About this exercise
The entries need to be copied exactly.

Dataset rows describing interfaces
++++++++

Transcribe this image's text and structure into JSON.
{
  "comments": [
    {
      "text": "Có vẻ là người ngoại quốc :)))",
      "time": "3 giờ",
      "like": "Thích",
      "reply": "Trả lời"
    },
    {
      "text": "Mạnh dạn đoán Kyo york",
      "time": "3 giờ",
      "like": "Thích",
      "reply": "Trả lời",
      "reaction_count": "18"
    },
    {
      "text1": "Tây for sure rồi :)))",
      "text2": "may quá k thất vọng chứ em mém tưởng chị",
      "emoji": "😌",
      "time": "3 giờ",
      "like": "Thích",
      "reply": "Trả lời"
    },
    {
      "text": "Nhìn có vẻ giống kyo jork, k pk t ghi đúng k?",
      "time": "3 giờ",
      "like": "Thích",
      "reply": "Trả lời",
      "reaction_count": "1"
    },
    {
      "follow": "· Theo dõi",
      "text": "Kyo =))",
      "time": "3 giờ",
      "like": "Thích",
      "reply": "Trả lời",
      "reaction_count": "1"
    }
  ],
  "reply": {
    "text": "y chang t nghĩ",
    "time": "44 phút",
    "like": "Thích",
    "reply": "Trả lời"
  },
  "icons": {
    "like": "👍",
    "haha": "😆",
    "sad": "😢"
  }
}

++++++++

Task response
Transcribe this image's text and structure into JSON.
{
  "comments": [
    {
      "text": "Có vẻ là người ngoại quốc :)))",
      "time": "3 giờ",
      "like": "Thích",
      "reply": "Trả lời"
    },
    {
      "text": "Mạnh dạn đoán Kyo york",
      "time": "3 giờ",
      "like": "Thích",
      "reply": "Trả lời",
      "reaction_count": "18"
    },
    {
      "text1": "Tây for sure rồi :)))",
      "text2": "may quá k thất vọng chứ em mém tưởng chị",
      "emoji": "😌",
      "time": "3 giờ",
      "like": "Thích",
      "reply": "Trả lời"
    },
    {
      "text": "Nhìn có vẻ giống kyo jork, k pk t ghi đúng k?",
      "time": "3 giờ",
      "like": "Thích",
      "reply": "Trả lời",
      "reaction_count": "1"
    },
    {
      "follow": "· Theo dõi",
      "text": "Kyo =))",
      "time": "3 giờ",
      "like": "Thích",
      "reply": "Trả lời",
      "reaction_count": "1"
    }
  ],
  "reply": {
    "text": "y chang t nghĩ",
    "time": "44 phút",
    "like": "Thích",
    "reply": "Trả lời"
  },
  "icons": {
    "like": "👍",
    "haha": "😆",
    "sad": "😢"
  }
}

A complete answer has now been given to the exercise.